At FEMA, Disasters and Politics Go Hand in HandBreaking News
The tendency to declare more disasters during election years is not limited to floods. President Bill Clinton set a record by declaring 73 major disasters in 35 states and the District of Columbia in 1996, the year he was up for re-election.
When George W. Bush faced re-election in 2004, he declared 61 major disasters in 36 states - 10 more than in 2003 and tied for the second highest number of major disaster declarations ever, according to data provided by FEMA.
The increase from 2003 to 2004 was particularly sharp in the 12 battleground states in which the election was decided by 5 percent or less; these states had 17 major disasters declared in 2004 but only 8 in 2003, and, therefore, accounted for 90 percent of the increase.
comments powered by Disqus
- History Relevance Campaign meets at the Smithsonian
- Bernard Lewis Turns 100
- David Lowenthal, author of "The Past Is a Foreign Country,” says it’s folly to scratch the names of slaveholders off buildings
- Jean Edward Smith, biographer of FDR and Ike, has a new biography coming out … of George W. Bush

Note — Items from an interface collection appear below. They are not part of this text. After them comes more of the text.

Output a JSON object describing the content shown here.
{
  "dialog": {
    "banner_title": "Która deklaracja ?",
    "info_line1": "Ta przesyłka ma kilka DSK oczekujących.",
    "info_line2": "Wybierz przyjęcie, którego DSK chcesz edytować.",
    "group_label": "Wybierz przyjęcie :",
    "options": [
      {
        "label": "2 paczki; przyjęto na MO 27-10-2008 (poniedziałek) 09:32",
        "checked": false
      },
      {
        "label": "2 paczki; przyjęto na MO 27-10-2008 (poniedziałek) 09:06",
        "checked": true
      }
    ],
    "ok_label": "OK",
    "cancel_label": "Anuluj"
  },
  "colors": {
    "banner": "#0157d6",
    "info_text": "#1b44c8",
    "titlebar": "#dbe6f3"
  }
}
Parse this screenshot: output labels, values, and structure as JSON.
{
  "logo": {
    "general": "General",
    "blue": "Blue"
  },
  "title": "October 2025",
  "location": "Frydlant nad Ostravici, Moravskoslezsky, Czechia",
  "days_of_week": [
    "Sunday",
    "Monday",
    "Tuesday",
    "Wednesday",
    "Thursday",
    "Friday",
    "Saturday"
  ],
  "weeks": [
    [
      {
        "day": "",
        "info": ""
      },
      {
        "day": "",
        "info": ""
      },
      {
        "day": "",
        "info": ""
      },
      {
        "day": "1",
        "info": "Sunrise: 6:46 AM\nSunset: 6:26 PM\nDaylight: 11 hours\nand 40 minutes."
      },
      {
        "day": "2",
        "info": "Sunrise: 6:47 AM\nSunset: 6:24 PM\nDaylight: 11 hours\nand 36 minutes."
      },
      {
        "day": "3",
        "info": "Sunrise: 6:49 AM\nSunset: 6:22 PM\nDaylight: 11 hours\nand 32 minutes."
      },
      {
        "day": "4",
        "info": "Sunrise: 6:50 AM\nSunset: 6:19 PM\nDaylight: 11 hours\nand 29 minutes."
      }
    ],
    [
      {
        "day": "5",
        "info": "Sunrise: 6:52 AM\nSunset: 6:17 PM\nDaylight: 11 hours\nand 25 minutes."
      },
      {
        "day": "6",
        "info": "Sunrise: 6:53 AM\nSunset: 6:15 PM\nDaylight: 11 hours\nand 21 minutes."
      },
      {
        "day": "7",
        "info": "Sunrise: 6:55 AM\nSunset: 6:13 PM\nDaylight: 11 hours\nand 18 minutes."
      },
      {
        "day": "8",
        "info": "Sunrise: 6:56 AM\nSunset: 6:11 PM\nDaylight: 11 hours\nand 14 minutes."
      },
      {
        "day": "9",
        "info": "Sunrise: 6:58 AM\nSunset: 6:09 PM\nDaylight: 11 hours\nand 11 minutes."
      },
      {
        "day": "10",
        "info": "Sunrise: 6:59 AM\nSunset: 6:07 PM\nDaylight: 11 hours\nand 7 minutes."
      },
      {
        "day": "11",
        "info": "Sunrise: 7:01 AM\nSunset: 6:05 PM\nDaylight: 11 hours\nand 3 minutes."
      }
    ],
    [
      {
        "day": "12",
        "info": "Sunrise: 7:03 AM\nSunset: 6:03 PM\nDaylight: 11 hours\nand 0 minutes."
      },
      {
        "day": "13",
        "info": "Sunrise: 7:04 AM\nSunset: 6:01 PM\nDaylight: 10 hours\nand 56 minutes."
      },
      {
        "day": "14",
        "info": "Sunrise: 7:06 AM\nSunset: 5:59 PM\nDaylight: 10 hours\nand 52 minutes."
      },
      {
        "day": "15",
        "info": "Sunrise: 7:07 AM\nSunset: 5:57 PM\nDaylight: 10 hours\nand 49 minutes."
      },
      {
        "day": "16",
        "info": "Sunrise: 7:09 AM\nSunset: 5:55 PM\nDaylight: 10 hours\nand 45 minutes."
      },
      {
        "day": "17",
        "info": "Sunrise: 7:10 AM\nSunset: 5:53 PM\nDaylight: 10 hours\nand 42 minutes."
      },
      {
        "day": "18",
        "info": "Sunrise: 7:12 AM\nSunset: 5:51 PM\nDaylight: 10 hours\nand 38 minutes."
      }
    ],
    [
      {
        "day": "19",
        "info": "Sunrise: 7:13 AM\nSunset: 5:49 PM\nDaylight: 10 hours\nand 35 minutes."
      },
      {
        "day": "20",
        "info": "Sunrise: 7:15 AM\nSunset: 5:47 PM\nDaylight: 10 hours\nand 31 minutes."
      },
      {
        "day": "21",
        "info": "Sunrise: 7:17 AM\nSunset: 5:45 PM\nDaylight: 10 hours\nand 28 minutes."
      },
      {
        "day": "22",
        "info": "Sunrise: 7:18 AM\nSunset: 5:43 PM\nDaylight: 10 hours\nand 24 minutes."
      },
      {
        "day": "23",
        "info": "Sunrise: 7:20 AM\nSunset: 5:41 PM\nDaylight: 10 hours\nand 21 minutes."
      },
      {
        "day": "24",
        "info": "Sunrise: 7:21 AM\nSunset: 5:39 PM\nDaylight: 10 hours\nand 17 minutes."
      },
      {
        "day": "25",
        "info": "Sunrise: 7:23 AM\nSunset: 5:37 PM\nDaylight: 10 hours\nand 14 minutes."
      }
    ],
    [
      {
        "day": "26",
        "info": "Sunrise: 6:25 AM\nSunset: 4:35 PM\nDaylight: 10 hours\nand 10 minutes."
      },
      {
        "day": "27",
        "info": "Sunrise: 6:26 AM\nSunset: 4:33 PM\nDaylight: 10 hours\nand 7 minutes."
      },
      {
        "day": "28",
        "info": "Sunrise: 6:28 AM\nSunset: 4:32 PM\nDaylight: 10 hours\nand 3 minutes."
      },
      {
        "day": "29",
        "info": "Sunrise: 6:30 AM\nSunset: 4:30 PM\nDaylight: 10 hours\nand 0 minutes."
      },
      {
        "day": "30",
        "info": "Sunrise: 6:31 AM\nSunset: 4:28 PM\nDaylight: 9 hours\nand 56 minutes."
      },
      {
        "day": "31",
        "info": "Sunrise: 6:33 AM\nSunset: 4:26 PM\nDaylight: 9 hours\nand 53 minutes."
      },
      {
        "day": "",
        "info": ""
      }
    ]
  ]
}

- Flora Fraser, biographer of George and Martha Washington, wins $50,000 George Washington Prize